Utility Asks To Cut Hundreds Of Trees Near The Kalamazoo River

Sep 11, 2020

A view of the Kalamazoo River, looking south from East Mosel Avenue. Consumers Energy wants to run two new power lines across the water from its substation on the east side of Riverview Drive. One would cross the water near the tower on the left. The other would cross the river further south. The utility is asking to cut down about 700 trees on the west side of the river, to make way for the lines.
Credit Sehvilla Mann / WMUK

The City of Kalamazoo is considering a proposal from Consumers Energy to clear about 700 trees on the city's North Side near the Kalamazoo River. While the city’s Tree Committee approved the plan last week, some members say it reflects an outmoded view of trees' value to Kalamazoo.

This story has been updated with a map.

Consumers says it needs to cut down the trees so it can run new power lines to Graphic Packaging as the paper mill expands its plant.

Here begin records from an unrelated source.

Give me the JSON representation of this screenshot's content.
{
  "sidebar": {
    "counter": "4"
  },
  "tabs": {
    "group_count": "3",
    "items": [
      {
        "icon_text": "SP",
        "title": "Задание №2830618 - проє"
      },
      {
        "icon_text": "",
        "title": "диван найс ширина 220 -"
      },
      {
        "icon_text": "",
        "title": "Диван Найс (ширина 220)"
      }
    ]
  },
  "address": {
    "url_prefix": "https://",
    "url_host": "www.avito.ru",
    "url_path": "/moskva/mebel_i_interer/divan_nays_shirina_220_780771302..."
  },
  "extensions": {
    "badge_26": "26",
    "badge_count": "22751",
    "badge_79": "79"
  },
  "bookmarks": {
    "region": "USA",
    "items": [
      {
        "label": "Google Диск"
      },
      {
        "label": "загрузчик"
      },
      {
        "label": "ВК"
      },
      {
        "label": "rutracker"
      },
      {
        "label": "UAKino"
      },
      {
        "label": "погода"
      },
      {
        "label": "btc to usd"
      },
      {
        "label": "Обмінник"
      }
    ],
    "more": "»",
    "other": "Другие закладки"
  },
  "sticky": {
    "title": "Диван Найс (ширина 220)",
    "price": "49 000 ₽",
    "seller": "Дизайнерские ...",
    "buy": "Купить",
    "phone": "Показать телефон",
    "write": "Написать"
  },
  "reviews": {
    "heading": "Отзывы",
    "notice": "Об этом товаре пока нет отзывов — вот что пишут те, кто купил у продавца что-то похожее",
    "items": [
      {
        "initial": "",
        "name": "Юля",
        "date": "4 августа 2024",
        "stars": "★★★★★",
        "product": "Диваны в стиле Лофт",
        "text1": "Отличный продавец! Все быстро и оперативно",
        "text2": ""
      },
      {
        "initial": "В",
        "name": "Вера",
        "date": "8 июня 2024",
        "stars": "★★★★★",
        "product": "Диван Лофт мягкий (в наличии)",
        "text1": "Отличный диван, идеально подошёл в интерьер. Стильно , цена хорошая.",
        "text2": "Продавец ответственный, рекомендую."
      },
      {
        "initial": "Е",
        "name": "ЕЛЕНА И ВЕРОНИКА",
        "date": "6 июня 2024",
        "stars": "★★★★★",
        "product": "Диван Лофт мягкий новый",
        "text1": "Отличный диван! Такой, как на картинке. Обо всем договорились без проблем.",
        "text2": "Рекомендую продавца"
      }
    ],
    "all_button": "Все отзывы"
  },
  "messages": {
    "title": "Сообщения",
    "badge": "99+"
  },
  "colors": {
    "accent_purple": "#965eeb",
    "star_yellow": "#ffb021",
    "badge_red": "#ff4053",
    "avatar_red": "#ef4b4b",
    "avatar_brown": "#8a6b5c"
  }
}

The utility’s Sam Chansler told the Committee last week that the trees Consumers is asking to remove are on the west side of the river, near East Mosel Avenue and Riverview Drive.

Consumers will pay the city about $8400, or roughly $12 a tree in compensation, according to records shared in the meeting.

A map showing the proposed placement of the new power lines, in red.
Credit Consumers Energy

Chansler says that’s a fair price for the timber. “It’s mostly low-value species, cottonwood, box elder, dead ash, some soft maple, and that’s about it,” he told the board.

But Assistant City Engineer Anthony Ladd, the Tree Committee’s interim leader, said the trees also have environmental and aesthetic value to Kalamazoo. Ladd said the city’s valuation process needs to reflect that in the future.

“We owe it to the city and everyone around us to figure that out shortly,” he said.

Environmental Concerns Committee liaison Phil Dietrich said it might once have made sense to value trees strictly for the wood. Now, he said, “I’m finding that way of valuing tree cover obsolete.”

The City Commission will have the final say on the easement, but it’s not clear when the proposal will reach it. Chansler told the Tree Committee the clearing needs to start before the ground gets soggy in November to avoid throwing off Graphic Packaging’s timeline.